Pender’s Dave Barr in Vancouver June 5th, 2014. Vancouver’s PenderFund Capital Management celebrated the fifth birthday of its Small Cap Opportunities Fund on June 1st, and at an investor day gathering in downtown Vancouver last Thursday, portfolio manager Dave Barr unveiled five year returns that are accelerating.
The five year return of the fund now stands at 21.1%. That number improves to 22.68% with a three year window and a beefy 32.05% over the past year.
Regular readers of Cantech Letter will know Barr as the man who applies Ben Graham-like thinking to the world of small and mid-cap Canadian stocks, most often in the tech sector. Although he said 2013 was a a great year, Barr recently capped the fund, explaining that the focus on small cap Canadian stocks is inherently limited and might become diluted by non-core ideas if new investors were to swell its size.
The average market cap of Barr’s biggest holdings reflects what he sees as a better opportunity to capitalize on price inefficiencies that present themselves more often in smaller issuers. Kelowna’s QHR Corp. (TSXV:QHR), with a market cap of just over $58-million, is the fund’s fourth largest holding, with 4.04% of its $78-million.
Barr says he likes QHR, whose CEO Al Hildebrandt was on hand to present at the jam-packed gathering, because it has a predictable recurring revenue model, high incremental net margins and a strong balance sheet. The stock has climbed from $0.58 last June 10th to close Friday at $1.21.
The portfolio manager says that unlike large cap investing, which is characterized by much higher liquidity, a small cap investor must envision which catalysts might lead to him profitably selling a stock before jumping in. Often, says Barr, this means an outright buyout of said firm, which has happened multiple times since the fund launched in 2009. This is one reason Barr is still constantly in the hunt for new ideas, and often finds himself in unexpected places to do so, both figuratively and literally.
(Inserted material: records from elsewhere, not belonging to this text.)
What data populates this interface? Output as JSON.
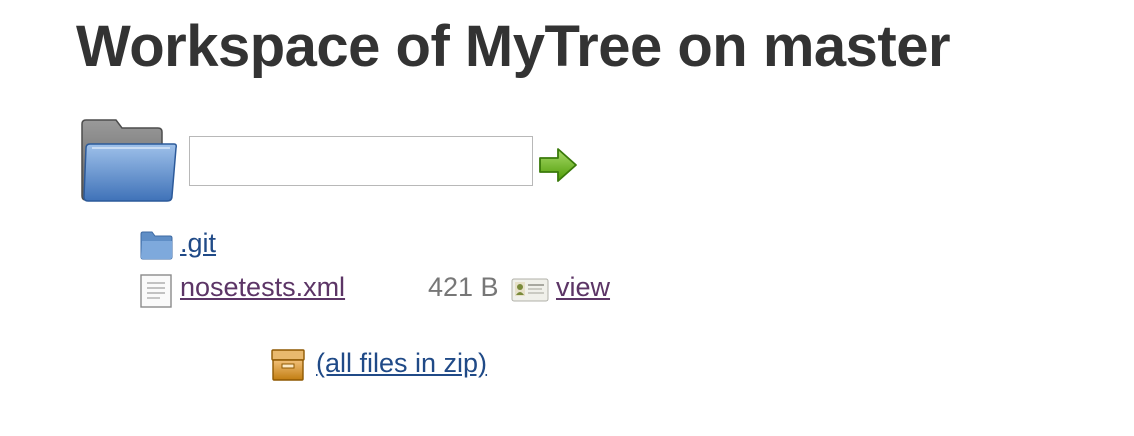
{
  "page": {
    "title": "Workspace of MyTree on master"
  },
  "path_search": {
    "value": "",
    "placeholder": ""
  },
  "files": [
    {
      "name": ".git",
      "type": "folder",
      "icon": "folder-icon"
    },
    {
      "name": "nosetests.xml",
      "type": "file",
      "icon": "document-icon",
      "size": "421 B",
      "view_label": "view"
    }
  ],
  "zip": {
    "label": "(all files in zip)",
    "icon": "package-icon"
  },
  "colors": {
    "link": "#204a87",
    "visited_link": "#5c3566",
    "title": "#333333",
    "size_text": "#777777"
  }
}
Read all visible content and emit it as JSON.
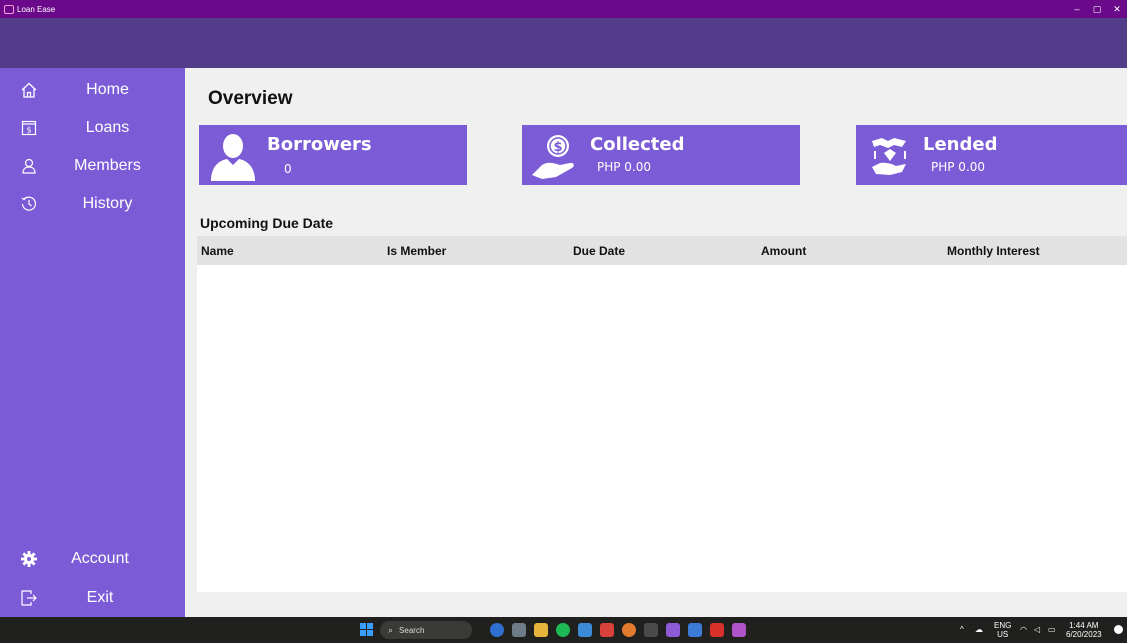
{
  "window": {
    "title": "Loan Ease",
    "controls": [
      "–",
      "▢",
      "✕"
    ]
  },
  "sidebar": {
    "items": [
      {
        "label": "Home",
        "icon": "home-icon"
      },
      {
        "label": "Loans",
        "icon": "loans-icon"
      },
      {
        "label": "Members",
        "icon": "members-icon"
      },
      {
        "label": "History",
        "icon": "history-icon"
      }
    ],
    "bottom": [
      {
        "label": "Account",
        "icon": "gear-icon"
      },
      {
        "label": "Exit",
        "icon": "exit-icon"
      }
    ]
  },
  "main": {
    "title": "Overview",
    "cards": [
      {
        "title": "Borrowers",
        "value": "0",
        "icon": "person-icon"
      },
      {
        "title": "Collected",
        "value": "PHP 0.00",
        "icon": "money-hand-icon"
      },
      {
        "title": "Lended",
        "value": "PHP 0.00",
        "icon": "lend-hands-icon"
      }
    ],
    "table": {
      "title": "Upcoming Due Date",
      "columns": [
        "Name",
        "Is Member",
        "Due Date",
        "Amount",
        "Monthly Interest"
      ],
      "rows": []
    }
  },
  "taskbar": {
    "search_placeholder": "Search",
    "lang": "ENG",
    "region": "US",
    "time": "1:44 AM",
    "date": "6/20/2023"
  },
  "colors": {
    "sidebar": "#7b5cd6",
    "header": "#533d8b",
    "titlebar": "#6a0a8a",
    "card": "#7b5cd6"
  }
}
Barr recounted how he recently attended a small cap growth conference in Minnesota, where he asked the organizers to deliver him a list of companies that had the fewest meeting requests. “Why was I at a growth conference in the first place?”, he said rhetorically. “I’m trying to find places where there are no other value investors”.